Yang told The Atlantic’s Edward-Isaac Dovere he would consider such a move if the two had a good working relationship and if endorsing Cuomo would be best for the city.
Cuomo is considered a divisive political figure, especially after recent allegations of sexual misconduct and claims that his administration attempted to hide the full scope of nursing home deaths from COVID-19 in the state.
Yang is a successful and popular businessman, who tried to highlight his business acumen while making an unsuccessful run in the 2020 Democratic presidential primaries. Yang spent most of his youth in New York’s Westchester County, but has lived in the city since graduating from Columbia University a little more than 20 years ago.
However, Yang’s political rivals have tried to paint him as an outsider to the city, pointing to how he spent most of the pandemic at his house in the Hudson Valley. He was later ridiculed for a video in which he refers to a full-sized grocery store as a “bodega,” and many social media users mocked him for saying Times Square was his favorite subway station. He was also recently roasted by some critics for struggling to name only two Jay-Z songs during an interview on Ziwe, despite calling himself a big fan of the rapper.
Perhaps Yang’s biggest competitor in the mayoral race to replace current Mayor Bill de Blasio is Eric Adams, the current Brooklyn borough president. In The Atlantic story, Adams accused Yang of adopting a strategy from Donald Trump, of avoiding the press in favor of spreading his message via social media. (The story also recounted reporters from The New York Times confronting Yang at a campaign stop and asking why he refused interviews with the paper.)
Other prominent names in the race for the Democratic mayoral nomination are City Comptroller Scott Stringer, civil rights activist Maya Wiley, former Sanitation Commissioner Kathryn Garcia and former social services non-profit CEO Dianne Morales.
Pollsters are reportedly having a hard time conducting independent surveys into the upcoming primary in June due to the city’s new system of ranked-choice voting. For the first time, voters will be able to rank up to five candidates in order of preference. If no candidate receives more than 50 percent of first-choice votes, all votes for the lowest-performing candidate will be eliminated, and those voters’ second-choice picks will be counted instead.
One recent survey from Fontas/Core Decision Analytics, however, found 18 percent of likely Democratic voters said they favored Adams, followed by 13 percent for Yang, and 11 percent for Garcia.
Meanwhile, even though Andrew Cuomo’s poll numbers have dropped drastically since the highs he experienced during his leadership amid the early stages of the pandemic, 42 percent of registered voters still approve of the job he’s doing, as opposed to 55 percent who disapprove, according to a Siena College poll. The same poll found 41 percent said they believe he should resign from office.

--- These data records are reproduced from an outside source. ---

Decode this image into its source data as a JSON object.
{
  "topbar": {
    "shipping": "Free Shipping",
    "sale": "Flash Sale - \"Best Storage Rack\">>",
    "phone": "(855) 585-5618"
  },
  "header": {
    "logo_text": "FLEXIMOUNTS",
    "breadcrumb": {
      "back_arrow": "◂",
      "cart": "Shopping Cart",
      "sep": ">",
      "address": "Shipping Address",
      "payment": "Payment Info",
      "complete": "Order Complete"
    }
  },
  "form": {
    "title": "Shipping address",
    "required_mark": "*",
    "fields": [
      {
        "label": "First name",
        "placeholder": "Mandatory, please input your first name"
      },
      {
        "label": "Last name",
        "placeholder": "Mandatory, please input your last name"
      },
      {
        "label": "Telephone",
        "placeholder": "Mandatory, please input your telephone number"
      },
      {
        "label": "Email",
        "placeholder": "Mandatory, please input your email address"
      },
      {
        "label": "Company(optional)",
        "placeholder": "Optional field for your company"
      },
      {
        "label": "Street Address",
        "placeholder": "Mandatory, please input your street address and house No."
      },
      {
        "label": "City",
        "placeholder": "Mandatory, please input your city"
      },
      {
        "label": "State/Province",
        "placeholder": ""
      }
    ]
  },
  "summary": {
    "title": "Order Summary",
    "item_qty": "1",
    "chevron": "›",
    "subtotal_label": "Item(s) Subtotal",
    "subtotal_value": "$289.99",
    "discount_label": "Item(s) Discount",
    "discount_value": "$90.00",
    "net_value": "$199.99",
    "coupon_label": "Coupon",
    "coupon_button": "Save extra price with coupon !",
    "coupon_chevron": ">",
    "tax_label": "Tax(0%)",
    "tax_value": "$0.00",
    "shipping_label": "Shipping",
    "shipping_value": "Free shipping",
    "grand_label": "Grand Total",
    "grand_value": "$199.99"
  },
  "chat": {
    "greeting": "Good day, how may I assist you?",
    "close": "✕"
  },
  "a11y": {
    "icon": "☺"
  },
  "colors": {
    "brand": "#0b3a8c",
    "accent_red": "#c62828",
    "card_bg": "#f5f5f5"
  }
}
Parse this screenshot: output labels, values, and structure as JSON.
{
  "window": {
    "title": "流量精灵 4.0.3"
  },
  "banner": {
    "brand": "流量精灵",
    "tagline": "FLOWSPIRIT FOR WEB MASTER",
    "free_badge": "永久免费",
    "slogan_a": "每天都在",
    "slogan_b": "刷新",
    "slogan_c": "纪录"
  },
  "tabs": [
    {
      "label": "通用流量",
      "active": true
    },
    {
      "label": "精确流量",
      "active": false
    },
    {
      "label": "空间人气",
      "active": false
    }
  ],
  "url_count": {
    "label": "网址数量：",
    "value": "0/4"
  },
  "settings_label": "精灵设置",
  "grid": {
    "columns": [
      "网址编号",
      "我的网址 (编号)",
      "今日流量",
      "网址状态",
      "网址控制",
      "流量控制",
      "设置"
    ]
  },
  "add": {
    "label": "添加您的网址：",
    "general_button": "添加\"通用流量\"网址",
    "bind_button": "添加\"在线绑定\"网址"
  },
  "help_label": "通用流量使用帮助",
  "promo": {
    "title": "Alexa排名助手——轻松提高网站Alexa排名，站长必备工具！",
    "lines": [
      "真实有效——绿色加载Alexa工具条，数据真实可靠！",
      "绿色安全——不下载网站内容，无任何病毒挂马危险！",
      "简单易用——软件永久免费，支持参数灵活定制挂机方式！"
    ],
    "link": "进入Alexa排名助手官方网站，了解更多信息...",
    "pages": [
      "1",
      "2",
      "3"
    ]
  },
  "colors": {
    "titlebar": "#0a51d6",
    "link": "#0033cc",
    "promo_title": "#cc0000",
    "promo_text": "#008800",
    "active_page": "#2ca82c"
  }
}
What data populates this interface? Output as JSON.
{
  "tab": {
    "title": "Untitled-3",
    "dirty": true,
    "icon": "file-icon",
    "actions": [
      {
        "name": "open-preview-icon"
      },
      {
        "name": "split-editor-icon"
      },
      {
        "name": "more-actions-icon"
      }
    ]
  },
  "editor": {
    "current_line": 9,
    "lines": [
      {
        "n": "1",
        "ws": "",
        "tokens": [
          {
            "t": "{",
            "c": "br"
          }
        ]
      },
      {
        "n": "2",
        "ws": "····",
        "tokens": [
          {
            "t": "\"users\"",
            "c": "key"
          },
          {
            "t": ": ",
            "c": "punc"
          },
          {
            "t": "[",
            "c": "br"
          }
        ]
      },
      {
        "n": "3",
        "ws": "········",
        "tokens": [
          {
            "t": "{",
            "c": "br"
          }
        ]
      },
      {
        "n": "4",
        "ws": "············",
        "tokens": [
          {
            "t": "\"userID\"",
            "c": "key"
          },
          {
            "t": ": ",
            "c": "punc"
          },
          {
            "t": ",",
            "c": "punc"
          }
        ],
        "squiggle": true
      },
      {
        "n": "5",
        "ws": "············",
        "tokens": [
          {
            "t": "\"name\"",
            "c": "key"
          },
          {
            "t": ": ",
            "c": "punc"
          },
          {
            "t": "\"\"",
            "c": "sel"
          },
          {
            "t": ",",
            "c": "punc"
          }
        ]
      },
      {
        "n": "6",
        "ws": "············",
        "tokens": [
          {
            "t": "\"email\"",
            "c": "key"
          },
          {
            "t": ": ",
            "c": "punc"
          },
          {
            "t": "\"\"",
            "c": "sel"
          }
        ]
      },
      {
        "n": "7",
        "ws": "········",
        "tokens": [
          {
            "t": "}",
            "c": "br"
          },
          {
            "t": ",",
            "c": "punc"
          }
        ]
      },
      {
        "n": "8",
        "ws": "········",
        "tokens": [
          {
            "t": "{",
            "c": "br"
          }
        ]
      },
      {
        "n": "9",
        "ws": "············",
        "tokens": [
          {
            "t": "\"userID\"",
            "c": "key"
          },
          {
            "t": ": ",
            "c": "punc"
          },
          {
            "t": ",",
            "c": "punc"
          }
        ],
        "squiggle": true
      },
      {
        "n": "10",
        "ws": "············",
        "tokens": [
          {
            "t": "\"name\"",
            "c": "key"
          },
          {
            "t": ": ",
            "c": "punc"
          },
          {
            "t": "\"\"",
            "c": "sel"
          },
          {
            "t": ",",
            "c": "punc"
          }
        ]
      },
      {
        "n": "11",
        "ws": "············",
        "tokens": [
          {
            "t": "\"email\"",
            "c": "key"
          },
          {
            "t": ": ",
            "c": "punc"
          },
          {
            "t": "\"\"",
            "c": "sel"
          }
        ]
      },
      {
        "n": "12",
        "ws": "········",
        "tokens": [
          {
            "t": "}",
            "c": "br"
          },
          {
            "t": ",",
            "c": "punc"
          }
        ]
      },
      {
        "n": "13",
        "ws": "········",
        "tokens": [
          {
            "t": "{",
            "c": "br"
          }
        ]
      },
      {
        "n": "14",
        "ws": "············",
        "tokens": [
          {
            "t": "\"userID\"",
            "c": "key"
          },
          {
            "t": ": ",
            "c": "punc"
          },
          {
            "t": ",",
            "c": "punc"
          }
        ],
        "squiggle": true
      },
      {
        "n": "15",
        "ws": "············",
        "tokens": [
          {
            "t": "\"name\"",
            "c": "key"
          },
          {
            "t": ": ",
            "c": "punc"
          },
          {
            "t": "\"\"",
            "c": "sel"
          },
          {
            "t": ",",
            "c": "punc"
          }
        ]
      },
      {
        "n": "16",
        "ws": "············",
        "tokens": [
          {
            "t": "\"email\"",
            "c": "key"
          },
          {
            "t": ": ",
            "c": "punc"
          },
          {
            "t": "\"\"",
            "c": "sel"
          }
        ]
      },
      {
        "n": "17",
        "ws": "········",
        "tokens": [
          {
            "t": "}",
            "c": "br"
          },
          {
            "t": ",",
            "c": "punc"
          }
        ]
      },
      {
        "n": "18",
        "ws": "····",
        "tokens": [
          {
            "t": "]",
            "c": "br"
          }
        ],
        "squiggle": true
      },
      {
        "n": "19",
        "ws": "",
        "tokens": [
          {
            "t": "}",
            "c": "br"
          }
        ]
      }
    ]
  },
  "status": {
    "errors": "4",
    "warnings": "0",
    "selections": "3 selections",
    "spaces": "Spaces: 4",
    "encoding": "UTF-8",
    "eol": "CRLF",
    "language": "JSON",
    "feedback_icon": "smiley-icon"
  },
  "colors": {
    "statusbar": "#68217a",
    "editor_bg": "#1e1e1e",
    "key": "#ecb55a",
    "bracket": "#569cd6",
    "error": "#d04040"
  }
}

The Atlantic describes Yang’s strategy as focusing on jobs to win the Democratic nomination, which is one that could guarantee election for a candidate in the heavily-Democratic city.
Yang told Dovere, “I’ve had conversations with multiple business leaders here in New York City where they said, ‘If you win and you call me, we are prepared to invest tens, even hundreds, of millions of dollars to solve problems that New Yorkers can all see around us.'”

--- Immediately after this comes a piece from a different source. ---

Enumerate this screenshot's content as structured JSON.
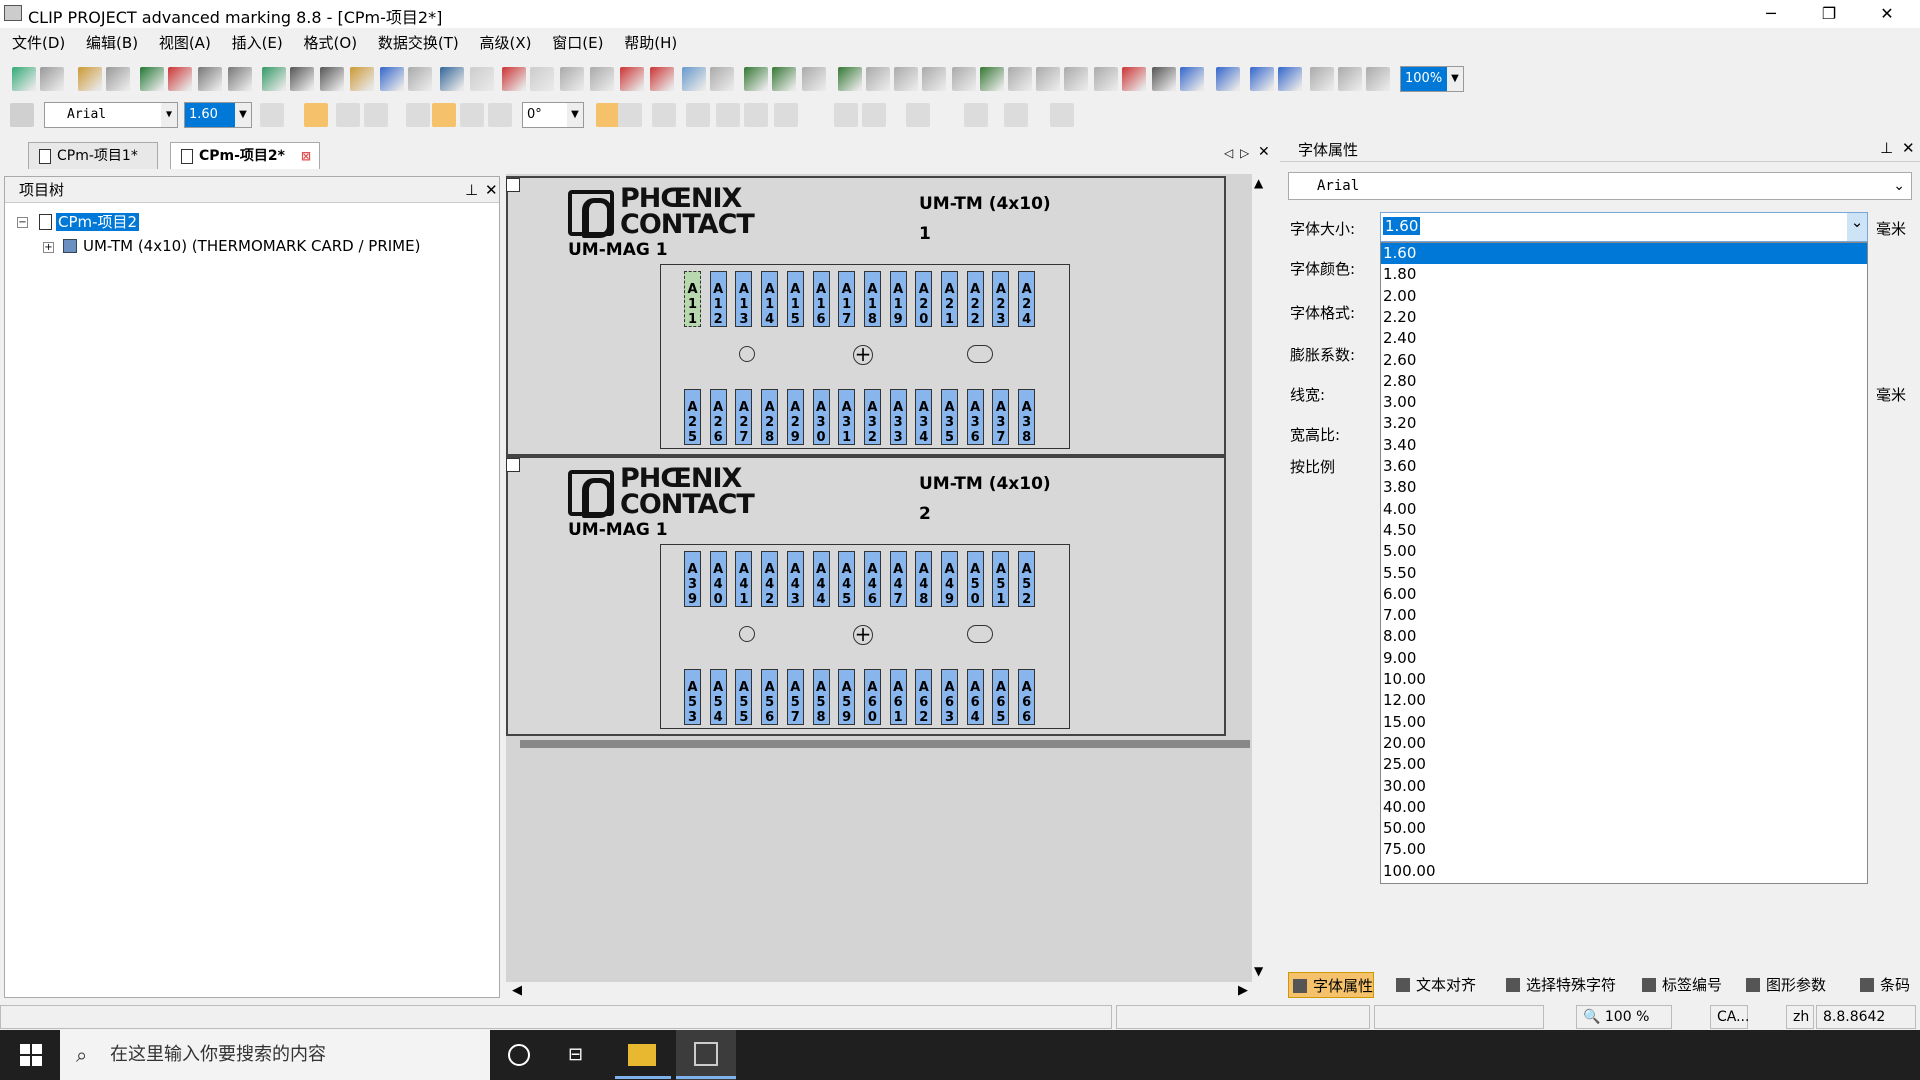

Newsweek contacted Andrew Yang for comment, but has not heard back as of press time.